**** Data ****

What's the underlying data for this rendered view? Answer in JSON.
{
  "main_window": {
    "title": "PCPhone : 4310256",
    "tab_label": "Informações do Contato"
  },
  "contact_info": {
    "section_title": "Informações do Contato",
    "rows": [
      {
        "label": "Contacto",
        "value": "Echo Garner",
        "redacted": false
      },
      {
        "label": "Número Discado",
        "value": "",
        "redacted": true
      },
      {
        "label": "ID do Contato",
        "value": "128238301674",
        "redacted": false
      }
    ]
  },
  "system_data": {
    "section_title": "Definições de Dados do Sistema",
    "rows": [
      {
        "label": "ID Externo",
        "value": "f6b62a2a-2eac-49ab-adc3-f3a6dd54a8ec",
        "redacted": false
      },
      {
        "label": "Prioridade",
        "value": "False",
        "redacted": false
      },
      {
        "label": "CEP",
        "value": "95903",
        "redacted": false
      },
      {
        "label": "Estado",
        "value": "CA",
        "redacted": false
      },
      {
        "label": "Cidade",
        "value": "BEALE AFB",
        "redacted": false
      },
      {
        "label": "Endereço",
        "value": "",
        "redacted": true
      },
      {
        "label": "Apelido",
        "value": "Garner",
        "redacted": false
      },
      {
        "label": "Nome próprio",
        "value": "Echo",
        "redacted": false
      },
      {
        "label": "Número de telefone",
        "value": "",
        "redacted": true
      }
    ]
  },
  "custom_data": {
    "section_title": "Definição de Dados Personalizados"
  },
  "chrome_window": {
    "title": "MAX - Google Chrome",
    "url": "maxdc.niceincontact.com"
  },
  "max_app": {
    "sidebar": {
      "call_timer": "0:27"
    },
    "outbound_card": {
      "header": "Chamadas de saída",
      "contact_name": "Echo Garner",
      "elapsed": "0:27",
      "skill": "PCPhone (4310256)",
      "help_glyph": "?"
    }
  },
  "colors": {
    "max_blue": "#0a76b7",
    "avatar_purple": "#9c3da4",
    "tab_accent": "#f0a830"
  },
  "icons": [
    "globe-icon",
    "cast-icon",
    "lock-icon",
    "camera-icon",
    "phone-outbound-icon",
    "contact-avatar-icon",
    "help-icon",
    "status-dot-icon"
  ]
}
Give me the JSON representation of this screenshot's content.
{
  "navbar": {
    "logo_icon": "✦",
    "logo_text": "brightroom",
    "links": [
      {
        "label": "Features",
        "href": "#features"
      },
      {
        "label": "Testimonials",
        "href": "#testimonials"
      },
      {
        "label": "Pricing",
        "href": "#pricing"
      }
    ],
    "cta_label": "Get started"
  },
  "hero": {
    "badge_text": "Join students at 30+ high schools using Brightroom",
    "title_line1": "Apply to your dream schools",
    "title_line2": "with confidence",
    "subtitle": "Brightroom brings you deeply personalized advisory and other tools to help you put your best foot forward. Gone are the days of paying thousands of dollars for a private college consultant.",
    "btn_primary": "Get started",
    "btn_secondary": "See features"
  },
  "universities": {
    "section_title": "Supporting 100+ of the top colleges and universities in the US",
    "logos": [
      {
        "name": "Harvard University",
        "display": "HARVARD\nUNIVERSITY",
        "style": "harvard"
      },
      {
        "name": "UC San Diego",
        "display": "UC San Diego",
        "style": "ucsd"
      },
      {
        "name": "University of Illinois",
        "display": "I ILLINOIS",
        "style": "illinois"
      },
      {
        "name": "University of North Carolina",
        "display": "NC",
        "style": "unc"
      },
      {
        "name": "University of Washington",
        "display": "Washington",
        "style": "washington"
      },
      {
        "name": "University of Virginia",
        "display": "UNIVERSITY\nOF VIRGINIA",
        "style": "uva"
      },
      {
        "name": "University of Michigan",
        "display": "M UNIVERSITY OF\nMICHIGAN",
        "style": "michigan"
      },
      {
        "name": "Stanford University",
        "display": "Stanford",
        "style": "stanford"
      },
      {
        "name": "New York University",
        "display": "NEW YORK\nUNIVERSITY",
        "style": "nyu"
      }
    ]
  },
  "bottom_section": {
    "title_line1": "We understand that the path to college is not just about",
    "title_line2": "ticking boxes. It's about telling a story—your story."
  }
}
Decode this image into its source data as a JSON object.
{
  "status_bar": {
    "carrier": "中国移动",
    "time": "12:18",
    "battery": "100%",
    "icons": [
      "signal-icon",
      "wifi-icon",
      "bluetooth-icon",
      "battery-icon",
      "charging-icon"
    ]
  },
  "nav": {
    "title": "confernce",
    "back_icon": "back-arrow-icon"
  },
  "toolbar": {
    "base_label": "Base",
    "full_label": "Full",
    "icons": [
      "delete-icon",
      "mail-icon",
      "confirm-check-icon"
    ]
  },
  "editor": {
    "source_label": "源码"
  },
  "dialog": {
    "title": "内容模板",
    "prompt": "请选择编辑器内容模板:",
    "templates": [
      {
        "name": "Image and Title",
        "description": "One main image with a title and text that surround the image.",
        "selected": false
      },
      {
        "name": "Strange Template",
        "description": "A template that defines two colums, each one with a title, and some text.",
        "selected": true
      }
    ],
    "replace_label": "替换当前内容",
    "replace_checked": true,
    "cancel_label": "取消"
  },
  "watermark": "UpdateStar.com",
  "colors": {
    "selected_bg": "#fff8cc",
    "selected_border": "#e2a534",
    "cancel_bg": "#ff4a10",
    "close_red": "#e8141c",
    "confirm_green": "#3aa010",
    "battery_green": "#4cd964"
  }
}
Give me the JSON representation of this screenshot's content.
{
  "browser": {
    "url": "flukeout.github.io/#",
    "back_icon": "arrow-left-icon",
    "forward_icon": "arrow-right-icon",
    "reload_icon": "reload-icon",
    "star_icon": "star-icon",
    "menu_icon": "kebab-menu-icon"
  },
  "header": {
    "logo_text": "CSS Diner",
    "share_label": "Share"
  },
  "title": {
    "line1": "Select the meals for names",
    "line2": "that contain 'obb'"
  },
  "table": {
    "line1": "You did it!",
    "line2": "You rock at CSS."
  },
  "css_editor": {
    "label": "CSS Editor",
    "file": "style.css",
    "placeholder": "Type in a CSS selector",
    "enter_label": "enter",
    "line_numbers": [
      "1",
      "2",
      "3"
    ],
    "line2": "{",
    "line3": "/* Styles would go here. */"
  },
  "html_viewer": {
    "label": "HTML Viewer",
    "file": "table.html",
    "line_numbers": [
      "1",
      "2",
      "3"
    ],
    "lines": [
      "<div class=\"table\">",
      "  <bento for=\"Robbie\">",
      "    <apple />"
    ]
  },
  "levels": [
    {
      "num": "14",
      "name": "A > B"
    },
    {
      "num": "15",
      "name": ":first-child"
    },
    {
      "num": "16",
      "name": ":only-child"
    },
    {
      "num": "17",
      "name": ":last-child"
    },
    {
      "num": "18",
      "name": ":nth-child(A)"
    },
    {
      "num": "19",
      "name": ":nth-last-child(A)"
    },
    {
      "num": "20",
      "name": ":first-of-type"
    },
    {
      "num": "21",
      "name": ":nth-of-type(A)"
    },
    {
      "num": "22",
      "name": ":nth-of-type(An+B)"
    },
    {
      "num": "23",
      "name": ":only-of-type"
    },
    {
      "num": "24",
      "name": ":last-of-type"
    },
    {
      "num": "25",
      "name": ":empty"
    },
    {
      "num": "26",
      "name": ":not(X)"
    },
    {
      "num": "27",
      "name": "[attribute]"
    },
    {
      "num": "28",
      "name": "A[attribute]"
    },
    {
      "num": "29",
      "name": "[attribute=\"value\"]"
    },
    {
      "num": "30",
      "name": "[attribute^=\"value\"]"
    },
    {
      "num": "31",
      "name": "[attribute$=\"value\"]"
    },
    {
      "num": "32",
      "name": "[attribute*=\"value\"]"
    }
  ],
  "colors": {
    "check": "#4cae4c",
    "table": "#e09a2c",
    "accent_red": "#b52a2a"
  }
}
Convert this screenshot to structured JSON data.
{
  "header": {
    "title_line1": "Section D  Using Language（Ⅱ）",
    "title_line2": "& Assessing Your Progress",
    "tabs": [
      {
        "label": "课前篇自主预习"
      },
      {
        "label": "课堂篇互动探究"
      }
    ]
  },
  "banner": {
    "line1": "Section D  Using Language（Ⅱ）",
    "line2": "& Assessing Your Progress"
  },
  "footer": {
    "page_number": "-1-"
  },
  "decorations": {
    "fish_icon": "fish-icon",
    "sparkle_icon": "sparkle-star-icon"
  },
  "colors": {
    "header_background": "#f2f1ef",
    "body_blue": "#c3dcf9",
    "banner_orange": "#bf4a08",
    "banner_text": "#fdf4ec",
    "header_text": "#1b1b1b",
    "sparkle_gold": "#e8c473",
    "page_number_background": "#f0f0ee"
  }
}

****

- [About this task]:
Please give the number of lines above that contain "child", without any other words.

- [Output below]:
5